Instructions for the task >> Repeat the records in full, exactly.

Records contained in a dataset:
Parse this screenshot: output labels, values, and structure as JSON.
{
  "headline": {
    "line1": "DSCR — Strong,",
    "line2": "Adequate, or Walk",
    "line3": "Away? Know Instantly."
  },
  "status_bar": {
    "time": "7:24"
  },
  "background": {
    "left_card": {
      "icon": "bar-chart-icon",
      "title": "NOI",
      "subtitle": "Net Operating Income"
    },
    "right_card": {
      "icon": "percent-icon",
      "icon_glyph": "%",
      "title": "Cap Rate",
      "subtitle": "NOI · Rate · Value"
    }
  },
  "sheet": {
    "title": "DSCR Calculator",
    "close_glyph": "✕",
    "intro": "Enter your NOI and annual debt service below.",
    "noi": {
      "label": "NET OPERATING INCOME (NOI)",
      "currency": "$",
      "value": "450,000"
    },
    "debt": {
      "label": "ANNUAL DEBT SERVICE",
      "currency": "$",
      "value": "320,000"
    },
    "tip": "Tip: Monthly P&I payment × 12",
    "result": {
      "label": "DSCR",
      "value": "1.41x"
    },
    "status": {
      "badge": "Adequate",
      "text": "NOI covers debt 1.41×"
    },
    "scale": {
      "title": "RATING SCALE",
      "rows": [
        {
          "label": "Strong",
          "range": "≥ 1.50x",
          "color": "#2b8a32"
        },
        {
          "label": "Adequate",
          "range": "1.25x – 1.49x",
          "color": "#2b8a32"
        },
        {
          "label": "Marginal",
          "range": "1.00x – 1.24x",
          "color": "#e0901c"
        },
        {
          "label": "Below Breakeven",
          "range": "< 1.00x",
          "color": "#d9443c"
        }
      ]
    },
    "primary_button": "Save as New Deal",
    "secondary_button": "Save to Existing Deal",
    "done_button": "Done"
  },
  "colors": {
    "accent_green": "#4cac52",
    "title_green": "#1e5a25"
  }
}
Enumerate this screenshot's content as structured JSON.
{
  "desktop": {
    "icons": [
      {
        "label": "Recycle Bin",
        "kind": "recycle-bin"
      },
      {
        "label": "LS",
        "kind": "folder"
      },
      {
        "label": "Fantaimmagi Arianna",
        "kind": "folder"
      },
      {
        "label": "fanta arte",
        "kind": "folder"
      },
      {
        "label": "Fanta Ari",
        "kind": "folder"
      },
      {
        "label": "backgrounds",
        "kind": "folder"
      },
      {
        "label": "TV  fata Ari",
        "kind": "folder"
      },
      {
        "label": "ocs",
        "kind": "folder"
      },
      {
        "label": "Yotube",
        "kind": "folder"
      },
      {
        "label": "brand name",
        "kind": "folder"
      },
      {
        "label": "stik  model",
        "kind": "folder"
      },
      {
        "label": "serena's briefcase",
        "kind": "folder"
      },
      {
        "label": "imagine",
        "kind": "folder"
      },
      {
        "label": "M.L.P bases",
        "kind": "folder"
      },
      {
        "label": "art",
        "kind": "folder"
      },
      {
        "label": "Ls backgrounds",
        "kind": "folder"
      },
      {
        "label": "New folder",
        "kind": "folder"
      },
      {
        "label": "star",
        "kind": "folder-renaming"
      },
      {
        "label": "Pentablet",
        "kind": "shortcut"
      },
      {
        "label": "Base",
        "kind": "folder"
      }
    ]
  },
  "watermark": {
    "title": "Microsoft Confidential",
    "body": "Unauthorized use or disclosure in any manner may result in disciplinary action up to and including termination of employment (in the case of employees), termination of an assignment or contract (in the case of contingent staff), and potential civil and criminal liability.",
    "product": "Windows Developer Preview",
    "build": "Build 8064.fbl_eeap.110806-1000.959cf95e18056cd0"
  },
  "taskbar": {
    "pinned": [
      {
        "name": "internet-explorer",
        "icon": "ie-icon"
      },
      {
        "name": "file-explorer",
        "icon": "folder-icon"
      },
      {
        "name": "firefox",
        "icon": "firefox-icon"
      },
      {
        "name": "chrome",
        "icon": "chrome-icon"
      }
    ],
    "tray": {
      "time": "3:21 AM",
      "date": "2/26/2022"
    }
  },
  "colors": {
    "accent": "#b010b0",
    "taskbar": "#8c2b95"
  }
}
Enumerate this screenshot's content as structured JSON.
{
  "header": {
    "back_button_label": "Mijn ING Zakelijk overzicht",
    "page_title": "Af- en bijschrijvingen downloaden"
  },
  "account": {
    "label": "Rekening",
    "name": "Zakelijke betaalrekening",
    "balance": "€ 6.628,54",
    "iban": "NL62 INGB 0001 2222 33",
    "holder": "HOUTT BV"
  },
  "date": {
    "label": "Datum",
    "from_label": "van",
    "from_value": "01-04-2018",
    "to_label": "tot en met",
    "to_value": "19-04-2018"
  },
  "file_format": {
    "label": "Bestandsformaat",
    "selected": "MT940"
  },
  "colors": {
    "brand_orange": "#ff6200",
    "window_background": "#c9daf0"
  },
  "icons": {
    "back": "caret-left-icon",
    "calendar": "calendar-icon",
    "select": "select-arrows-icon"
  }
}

Response >>
Parse this screenshot: output labels, values, and structure as JSON.
{
  "headline": {
    "line1": "DSCR — Strong,",
    "line2": "Adequate, or Walk",
    "line3": "Away? Know Instantly."
  },
  "status_bar": {
    "time": "7:24"
  },
  "background": {
    "left_card": {
      "icon": "bar-chart-icon",
      "title": "NOI",
      "subtitle": "Net Operating Income"
    },
    "right_card": {
      "icon": "percent-icon",
      "icon_glyph": "%",
      "title": "Cap Rate",
      "subtitle": "NOI · Rate · Value"
    }
  },
  "sheet": {
    "title": "DSCR Calculator",
    "close_glyph": "✕",
    "intro": "Enter your NOI and annual debt service below.",
    "noi": {
      "label": "NET OPERATING INCOME (NOI)",
      "currency": "$",
      "value": "450,000"
    },
    "debt": {
      "label": "ANNUAL DEBT SERVICE",
      "currency": "$",
      "value": "320,000"
    },
    "tip": "Tip: Monthly P&I payment × 12",
    "result": {
      "label": "DSCR",
      "value": "1.41x"
    },
    "status": {
      "badge": "Adequate",
      "text": "NOI covers debt 1.41×"
    },
    "scale": {
      "title": "RATING SCALE",
      "rows": [
        {
          "label": "Strong",
          "range": "≥ 1.50x",
          "color": "#2b8a32"
        },
        {
          "label": "Adequate",
          "range": "1.25x – 1.49x",
          "color": "#2b8a32"
        },
        {
          "label": "Marginal",
          "range": "1.00x – 1.24x",
          "color": "#e0901c"
        },
        {
          "label": "Below Breakeven",
          "range": "< 1.00x",
          "color": "#d9443c"
        }
      ]
    },
    "primary_button": "Save as New Deal",
    "secondary_button": "Save to Existing Deal",
    "done_button": "Done"
  },
  "colors": {
    "accent_green": "#4cac52",
    "title_green": "#1e5a25"
  }
}
Enumerate this screenshot's content as structured JSON.
{
  "desktop": {
    "icons": [
      {
        "label": "Recycle Bin",
        "kind": "recycle-bin"
      },
      {
        "label": "LS",
        "kind": "folder"
      },
      {
        "label": "Fantaimmagi Arianna",
        "kind": "folder"
      },
      {
        "label": "fanta arte",
        "kind": "folder"
      },
      {
        "label": "Fanta Ari",
        "kind": "folder"
      },
      {
        "label": "backgrounds",
        "kind": "folder"
      },
      {
        "label": "TV  fata Ari",
        "kind": "folder"
      },
      {
        "label": "ocs",
        "kind": "folder"
      },
      {
        "label": "Yotube",
        "kind": "folder"
      },
      {
        "label": "brand name",
        "kind": "folder"
      },
      {
        "label": "stik  model",
        "kind": "folder"
      },
      {
        "label": "serena's briefcase",
        "kind": "folder"
      },
      {
        "label": "imagine",
        "kind": "folder"
      },
      {
        "label": "M.L.P bases",
        "kind": "folder"
      },
      {
        "label": "art",
        "kind": "folder"
      },
      {
        "label": "Ls backgrounds",
        "kind": "folder"
      },
      {
        "label": "New folder",
        "kind": "folder"
      },
      {
        "label": "star",
        "kind": "folder-renaming"
      },
      {
        "label": "Pentablet",
        "kind": "shortcut"
      },
      {
        "label": "Base",
        "kind": "folder"
      }
    ]
  },
  "watermark": {
    "title": "Microsoft Confidential",
    "body": "Unauthorized use or disclosure in any manner may result in disciplinary action up to and including termination of employment (in the case of employees), termination of an assignment or contract (in the case of contingent staff), and potential civil and criminal liability.",
    "product": "Windows Developer Preview",
    "build": "Build 8064.fbl_eeap.110806-1000.959cf95e18056cd0"
  },
  "taskbar": {
    "pinned": [
      {
        "name": "internet-explorer",
        "icon": "ie-icon"
      },
      {
        "name": "file-explorer",
        "icon": "folder-icon"
      },
      {
        "name": "firefox",
        "icon": "firefox-icon"
      },
      {
        "name": "chrome",
        "icon": "chrome-icon"
      }
    ],
    "tray": {
      "time": "3:21 AM",
      "date": "2/26/2022"
    }
  },
  "colors": {
    "accent": "#b010b0",
    "taskbar": "#8c2b95"
  }
}
Enumerate this screenshot's content as structured JSON.
{
  "header": {
    "back_button_label": "Mijn ING Zakelijk overzicht",
    "page_title": "Af- en bijschrijvingen downloaden"
  },
  "account": {
    "label": "Rekening",
    "name": "Zakelijke betaalrekening",
    "balance": "€ 6.628,54",
    "iban": "NL62 INGB 0001 2222 33",
    "holder": "HOUTT BV"
  },
  "date": {
    "label": "Datum",
    "from_label": "van",
    "from_value": "01-04-2018",
    "to_label": "tot en met",
    "to_value": "19-04-2018"
  },
  "file_format": {
    "label": "Bestandsformaat",
    "selected": "MT940"
  },
  "colors": {
    "brand_orange": "#ff6200",
    "window_background": "#c9daf0"
  },
  "icons": {
    "back": "caret-left-icon",
    "calendar": "calendar-icon",
    "select": "select-arrows-icon"
  }
}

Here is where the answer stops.